Mediation is an informal, voluntary process in which a mediator facilitates negotiations between disputing parties. The mediator’s role is to help the parties find a mutually acceptable solution to the dispute. FINRA’s mediation program offers flexibility, a level playing field, and time and cost savings. Parties control when and where mediation will occur, who will serve as the mediator, and whether they will accept a settlement offer. See FINRA’s website for more detailed information.

FINRA’s website explains how the arbitration process begins with a party, such as an investor, filing a Statement of Claim and other documents with FINRA. The Statement of Claim includes a description of the dispute, the parties involved and the amount of money sought. This is the first chance for an investor to explain clearly the events pertaining to the dispute in chronological order. It is important to provide any documents mentioned in the statement that support the claim. FINRA also requires the filing of a Submission Agreement as part of the initial step in the arbitration process. This agreement lists the parties in the arbitration case and confirms that FINRA is to be the administrator. It also establishes that if the case ends with a hearing, the parties agree to abide by the arbitrators’ decision. FINRA requires that the claimant, the person who files the claim, submit the appropriate fees to start the proceeding. Once the filing requirements are met, FINRA will serve the Statement of Claim on the respondents identified in it. FINRA also analyzes the claim, looking for things like the size of the claim, to decide how many arbitrators will be needed, the nature of the dispute and the type of securities involved. See FINRA’s website for more information and learn how to file a claim for arbitration, and find the appropriate forms. You can file a claim either online or by mail.

FINRA’s website also explains how mediation offers an alternative toarbitra tion. A trained, impartial mediator facilitates negotiations between disputing parties, helping them to find a mutually acceptable resolution to the dispute. If you’re involved in an arbitration case, you can request a mediation at any time before the arbitrators issue an award. To mediate through FINRA, one or both parties may file a Request for Mediation. FINRA will contact the other party or parties to determine their interest, explain the mediation process and seek their agreement to mediate. If the parties agree to mediation, FINRA’s mediation administrators can assist in the selection of a mediator.
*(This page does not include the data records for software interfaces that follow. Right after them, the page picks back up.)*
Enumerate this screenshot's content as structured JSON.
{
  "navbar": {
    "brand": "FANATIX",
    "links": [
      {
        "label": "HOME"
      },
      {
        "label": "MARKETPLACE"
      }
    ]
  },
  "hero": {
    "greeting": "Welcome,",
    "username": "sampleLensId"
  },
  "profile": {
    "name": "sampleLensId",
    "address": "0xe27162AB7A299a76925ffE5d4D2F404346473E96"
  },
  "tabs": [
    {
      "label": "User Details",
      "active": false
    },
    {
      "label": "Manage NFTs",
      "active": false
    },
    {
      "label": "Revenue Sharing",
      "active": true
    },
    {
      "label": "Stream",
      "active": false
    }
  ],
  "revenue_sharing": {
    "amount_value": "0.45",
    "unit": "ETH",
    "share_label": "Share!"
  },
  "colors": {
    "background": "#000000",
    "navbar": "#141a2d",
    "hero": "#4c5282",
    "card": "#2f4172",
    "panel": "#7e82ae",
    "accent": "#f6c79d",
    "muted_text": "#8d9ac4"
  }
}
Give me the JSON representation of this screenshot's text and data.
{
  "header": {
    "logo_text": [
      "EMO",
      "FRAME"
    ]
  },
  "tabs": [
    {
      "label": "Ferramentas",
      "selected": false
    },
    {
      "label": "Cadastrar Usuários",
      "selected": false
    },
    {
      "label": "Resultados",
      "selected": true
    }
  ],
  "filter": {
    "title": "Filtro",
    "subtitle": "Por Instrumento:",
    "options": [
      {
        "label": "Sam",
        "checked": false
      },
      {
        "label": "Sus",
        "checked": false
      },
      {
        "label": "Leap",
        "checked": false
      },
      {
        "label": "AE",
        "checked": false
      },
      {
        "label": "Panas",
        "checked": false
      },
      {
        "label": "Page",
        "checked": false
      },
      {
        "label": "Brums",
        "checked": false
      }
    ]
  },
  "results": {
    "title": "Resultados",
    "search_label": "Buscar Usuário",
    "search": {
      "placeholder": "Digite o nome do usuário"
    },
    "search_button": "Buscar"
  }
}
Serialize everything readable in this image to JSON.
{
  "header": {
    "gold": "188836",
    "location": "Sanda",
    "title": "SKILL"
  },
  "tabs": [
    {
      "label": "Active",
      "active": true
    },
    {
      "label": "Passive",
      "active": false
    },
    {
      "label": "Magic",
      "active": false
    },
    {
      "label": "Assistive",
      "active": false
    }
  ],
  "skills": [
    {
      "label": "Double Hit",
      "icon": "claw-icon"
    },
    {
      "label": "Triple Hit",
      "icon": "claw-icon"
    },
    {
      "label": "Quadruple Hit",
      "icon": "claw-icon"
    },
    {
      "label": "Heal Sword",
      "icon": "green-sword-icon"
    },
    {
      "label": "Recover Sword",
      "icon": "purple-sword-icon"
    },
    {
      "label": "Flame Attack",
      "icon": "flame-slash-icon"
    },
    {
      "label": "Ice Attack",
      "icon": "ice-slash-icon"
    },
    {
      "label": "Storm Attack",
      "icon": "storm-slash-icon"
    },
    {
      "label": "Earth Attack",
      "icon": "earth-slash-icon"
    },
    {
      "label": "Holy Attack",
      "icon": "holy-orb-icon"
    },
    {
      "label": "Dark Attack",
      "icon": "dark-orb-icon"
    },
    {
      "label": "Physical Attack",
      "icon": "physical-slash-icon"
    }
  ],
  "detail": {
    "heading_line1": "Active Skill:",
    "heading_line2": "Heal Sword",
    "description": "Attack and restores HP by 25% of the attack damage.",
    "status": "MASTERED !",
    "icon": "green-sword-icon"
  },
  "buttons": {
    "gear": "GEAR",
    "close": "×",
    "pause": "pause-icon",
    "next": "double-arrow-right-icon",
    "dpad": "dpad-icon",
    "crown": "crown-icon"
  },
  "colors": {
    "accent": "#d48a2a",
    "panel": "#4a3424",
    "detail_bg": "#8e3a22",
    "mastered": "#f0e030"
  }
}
The parties have full say in and must agree on who is selected as the mediator. Once the parties agree on a mediator, FINRA staff sends each party a Mediation Submission Agreement that indicates the terms for the mediation. All parties, their representatives and the mediator must sign it before the mediation can take place. The agreement is designed to protect the parties involved and prevent any misunderstanding about the process. See FINRA’s website for more information and learn how to request a mediation, and find the required forms. You submit a mediation request either online or by mail.

Ashley Spencer is a licensed attorney with The Spencer Law Firm. The information in this blog is not intended as legal advice but to provide a general understanding of this legal subject. Readers with legal problems should consult an attorney for advice on their particular situation. The Spencer Law Firm offers legal consultation. Please email Ashley Spencer at or call toll free at 1-800- 237-4529.